What to produce: Whenever "文本所在列" appears in a line, please copy that line from the data.
(Extracted information begins)
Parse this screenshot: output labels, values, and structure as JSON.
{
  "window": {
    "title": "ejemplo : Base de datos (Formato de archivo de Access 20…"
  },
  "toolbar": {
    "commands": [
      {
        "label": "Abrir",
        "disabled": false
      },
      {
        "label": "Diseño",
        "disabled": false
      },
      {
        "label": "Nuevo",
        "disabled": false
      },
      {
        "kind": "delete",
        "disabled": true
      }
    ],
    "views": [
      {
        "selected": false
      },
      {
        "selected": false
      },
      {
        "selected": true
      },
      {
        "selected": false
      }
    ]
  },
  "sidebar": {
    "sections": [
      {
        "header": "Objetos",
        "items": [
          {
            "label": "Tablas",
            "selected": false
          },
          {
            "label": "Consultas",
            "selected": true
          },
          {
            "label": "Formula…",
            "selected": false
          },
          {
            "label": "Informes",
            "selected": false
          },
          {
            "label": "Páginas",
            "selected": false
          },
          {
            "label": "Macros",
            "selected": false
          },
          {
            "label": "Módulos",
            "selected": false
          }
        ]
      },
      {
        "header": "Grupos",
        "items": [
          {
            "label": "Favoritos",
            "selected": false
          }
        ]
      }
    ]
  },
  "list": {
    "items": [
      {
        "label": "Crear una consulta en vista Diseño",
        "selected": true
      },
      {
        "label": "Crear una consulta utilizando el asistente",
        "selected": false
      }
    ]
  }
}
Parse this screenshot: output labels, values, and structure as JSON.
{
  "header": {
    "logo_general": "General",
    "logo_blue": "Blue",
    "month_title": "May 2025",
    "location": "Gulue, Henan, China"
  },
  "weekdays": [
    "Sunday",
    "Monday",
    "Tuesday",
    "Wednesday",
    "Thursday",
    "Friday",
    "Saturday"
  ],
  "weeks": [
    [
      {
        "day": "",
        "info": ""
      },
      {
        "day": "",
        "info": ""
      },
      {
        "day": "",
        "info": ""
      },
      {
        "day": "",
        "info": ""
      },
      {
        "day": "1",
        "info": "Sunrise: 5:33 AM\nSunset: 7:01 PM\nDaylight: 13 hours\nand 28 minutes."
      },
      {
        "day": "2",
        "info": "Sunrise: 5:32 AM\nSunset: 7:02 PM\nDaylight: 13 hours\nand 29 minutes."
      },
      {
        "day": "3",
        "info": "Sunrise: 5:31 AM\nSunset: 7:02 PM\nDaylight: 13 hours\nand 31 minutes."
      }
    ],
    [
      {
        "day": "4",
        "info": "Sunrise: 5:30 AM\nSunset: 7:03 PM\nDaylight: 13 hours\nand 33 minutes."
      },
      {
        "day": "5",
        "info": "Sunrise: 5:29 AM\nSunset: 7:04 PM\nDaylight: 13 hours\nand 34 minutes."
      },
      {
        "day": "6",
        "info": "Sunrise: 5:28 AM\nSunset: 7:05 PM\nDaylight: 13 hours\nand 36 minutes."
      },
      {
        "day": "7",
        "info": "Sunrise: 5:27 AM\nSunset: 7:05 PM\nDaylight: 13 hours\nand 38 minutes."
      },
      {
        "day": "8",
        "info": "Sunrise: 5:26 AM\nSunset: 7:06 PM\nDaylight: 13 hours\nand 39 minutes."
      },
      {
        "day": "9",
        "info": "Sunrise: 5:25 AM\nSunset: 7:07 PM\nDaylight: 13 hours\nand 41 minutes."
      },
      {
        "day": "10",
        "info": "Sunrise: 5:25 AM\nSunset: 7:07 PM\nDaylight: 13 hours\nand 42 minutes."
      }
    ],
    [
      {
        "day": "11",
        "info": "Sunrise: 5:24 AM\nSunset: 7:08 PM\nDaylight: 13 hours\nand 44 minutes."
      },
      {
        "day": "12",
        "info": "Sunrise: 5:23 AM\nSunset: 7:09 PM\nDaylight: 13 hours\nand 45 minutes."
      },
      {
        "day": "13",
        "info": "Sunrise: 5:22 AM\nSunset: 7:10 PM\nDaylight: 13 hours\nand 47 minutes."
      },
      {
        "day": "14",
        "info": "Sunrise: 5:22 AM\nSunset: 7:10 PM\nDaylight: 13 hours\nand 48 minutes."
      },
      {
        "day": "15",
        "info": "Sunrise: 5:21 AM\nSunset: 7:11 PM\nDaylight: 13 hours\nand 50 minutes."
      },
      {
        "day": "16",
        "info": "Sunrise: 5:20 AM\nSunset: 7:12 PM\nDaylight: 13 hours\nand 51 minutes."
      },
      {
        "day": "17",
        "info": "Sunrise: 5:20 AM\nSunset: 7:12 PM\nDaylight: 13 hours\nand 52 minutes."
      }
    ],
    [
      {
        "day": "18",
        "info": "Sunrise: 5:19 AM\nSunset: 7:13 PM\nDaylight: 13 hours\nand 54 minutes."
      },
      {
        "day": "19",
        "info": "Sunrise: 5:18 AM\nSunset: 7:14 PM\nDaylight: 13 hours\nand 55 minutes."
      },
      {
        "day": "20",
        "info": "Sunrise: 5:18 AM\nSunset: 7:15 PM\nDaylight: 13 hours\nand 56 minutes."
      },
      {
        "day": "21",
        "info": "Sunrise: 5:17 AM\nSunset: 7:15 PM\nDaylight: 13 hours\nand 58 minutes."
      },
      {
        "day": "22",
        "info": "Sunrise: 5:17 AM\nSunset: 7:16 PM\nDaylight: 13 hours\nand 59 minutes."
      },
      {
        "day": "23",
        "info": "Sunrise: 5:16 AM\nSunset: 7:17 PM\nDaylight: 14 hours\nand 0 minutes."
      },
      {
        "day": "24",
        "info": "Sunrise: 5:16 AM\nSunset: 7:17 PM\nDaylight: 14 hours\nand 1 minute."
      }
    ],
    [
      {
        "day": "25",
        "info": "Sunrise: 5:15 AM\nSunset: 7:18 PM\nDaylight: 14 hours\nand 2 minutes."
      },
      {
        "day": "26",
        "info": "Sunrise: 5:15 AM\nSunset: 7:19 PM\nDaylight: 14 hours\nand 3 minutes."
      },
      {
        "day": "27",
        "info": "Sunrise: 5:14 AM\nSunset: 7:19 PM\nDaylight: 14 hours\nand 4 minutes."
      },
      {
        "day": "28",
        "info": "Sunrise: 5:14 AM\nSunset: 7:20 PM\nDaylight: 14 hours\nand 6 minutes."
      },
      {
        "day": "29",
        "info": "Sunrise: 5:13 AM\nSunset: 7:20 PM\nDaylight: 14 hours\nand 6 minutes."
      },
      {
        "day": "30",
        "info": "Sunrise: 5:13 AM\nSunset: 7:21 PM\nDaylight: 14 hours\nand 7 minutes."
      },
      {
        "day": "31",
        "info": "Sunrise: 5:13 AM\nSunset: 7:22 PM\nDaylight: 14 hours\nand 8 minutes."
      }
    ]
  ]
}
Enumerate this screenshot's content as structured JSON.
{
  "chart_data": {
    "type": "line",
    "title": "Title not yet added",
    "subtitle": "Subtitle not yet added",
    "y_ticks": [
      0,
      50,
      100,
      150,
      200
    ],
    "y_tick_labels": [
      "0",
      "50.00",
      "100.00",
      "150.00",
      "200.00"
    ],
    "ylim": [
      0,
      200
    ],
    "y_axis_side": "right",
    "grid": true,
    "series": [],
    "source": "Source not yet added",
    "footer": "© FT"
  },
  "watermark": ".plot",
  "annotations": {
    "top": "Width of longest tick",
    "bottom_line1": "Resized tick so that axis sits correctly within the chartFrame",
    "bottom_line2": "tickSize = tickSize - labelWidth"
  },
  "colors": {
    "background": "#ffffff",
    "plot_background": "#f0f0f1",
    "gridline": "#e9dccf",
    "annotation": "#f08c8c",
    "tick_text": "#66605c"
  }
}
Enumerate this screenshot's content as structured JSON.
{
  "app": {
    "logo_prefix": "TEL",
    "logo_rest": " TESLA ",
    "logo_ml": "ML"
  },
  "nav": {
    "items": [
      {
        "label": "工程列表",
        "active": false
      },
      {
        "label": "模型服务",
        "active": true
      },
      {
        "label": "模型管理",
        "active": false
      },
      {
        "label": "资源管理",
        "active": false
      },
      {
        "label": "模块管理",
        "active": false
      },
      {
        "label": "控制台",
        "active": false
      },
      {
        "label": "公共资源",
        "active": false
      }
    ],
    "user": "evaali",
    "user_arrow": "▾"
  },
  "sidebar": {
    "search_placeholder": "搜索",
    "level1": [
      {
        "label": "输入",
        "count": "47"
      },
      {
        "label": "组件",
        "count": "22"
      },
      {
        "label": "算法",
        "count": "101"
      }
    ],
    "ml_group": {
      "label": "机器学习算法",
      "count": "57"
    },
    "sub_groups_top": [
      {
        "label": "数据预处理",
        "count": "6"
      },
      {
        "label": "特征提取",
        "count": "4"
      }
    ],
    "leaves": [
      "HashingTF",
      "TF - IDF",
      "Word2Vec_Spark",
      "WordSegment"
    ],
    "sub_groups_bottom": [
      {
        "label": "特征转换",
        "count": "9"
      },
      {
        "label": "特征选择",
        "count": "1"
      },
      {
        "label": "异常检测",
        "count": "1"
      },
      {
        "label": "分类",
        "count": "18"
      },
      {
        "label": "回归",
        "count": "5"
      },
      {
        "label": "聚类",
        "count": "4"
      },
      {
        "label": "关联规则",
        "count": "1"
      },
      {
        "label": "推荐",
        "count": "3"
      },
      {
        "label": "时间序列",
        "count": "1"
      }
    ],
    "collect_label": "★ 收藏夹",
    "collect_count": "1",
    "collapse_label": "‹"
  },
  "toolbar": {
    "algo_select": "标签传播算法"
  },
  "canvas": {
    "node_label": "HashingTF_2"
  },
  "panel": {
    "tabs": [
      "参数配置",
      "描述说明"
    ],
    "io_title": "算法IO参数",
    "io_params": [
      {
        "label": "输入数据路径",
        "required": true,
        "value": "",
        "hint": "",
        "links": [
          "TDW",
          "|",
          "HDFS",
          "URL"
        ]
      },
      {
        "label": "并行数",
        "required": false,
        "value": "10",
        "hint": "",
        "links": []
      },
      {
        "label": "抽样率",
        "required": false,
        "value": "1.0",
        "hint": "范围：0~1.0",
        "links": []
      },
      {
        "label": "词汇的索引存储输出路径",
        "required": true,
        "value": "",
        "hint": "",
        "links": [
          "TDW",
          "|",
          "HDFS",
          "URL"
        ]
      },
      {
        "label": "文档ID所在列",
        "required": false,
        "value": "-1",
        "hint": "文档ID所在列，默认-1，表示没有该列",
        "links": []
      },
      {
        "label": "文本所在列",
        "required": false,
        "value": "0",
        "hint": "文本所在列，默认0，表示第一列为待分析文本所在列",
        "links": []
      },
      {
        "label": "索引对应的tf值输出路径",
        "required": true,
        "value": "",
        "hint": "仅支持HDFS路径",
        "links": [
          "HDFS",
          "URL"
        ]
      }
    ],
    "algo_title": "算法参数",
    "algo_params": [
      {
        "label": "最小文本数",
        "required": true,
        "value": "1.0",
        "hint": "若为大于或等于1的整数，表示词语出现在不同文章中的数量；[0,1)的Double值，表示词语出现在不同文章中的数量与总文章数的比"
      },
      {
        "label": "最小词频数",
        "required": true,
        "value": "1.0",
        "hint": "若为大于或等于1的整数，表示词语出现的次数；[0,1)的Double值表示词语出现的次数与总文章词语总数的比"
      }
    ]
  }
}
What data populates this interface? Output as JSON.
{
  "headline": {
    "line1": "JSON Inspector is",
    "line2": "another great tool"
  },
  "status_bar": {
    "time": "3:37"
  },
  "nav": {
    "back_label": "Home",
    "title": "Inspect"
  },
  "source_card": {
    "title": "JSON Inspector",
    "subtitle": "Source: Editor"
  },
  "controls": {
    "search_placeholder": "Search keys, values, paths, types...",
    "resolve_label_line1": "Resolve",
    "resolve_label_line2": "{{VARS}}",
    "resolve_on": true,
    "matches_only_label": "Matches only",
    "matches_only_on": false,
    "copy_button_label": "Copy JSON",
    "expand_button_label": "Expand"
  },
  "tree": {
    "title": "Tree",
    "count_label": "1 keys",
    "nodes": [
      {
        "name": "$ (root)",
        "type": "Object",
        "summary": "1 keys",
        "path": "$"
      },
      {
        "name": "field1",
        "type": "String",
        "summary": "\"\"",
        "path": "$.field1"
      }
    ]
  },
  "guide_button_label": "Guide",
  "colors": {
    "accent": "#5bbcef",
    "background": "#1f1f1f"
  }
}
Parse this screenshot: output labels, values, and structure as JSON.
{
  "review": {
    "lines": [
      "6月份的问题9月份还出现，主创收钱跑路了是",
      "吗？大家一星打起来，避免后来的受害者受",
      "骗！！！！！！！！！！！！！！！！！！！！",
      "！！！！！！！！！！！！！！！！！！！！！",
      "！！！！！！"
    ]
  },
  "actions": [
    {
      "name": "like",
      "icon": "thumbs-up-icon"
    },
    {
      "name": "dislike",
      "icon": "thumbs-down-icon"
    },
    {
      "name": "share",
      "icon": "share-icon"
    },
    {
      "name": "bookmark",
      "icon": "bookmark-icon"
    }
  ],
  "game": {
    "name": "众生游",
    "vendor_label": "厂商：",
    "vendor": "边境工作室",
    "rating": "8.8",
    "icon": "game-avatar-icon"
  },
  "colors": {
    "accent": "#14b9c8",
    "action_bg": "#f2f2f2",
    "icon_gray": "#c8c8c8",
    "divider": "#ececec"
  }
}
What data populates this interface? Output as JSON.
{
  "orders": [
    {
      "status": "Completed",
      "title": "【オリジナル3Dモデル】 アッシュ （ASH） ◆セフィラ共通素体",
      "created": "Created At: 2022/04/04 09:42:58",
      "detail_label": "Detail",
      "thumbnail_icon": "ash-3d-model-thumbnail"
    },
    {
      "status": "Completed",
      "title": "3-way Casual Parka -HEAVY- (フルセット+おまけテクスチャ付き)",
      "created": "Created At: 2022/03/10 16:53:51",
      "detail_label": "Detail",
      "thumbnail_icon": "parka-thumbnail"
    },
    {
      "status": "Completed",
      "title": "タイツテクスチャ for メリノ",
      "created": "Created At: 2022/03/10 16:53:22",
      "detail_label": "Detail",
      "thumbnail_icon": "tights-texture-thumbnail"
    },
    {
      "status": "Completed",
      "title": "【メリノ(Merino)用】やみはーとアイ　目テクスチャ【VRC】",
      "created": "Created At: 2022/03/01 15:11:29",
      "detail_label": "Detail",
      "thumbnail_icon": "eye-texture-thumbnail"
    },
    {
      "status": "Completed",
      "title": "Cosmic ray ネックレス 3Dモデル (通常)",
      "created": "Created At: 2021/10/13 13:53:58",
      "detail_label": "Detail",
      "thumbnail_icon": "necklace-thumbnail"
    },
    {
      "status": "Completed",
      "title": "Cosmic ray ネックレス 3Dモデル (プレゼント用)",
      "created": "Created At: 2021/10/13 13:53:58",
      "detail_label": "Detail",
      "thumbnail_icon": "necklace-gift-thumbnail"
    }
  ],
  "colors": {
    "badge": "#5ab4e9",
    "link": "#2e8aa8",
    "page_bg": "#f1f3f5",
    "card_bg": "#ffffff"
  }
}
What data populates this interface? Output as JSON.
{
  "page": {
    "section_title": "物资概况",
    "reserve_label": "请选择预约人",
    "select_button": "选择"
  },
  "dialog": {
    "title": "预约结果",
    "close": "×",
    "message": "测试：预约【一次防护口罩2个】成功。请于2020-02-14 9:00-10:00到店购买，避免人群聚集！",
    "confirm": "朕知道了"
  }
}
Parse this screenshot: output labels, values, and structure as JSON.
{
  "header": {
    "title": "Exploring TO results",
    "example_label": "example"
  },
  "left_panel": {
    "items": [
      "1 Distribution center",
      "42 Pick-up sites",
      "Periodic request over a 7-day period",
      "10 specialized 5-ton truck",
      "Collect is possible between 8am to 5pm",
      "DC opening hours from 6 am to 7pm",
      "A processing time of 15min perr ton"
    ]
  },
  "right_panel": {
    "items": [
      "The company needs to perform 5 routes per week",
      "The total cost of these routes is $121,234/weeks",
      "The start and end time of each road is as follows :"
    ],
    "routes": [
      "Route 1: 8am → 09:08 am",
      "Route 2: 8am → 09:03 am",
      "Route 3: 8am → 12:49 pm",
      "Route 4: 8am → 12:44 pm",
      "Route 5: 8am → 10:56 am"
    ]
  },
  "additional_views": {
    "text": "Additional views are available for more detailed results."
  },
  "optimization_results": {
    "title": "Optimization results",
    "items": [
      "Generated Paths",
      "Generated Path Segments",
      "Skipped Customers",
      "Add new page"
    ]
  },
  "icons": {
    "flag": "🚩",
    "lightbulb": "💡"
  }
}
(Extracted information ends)
Task solution:
        "label": "文本所在列",
        "hint": "文本所在列，默认0，表示第一列为待分析文本所在列",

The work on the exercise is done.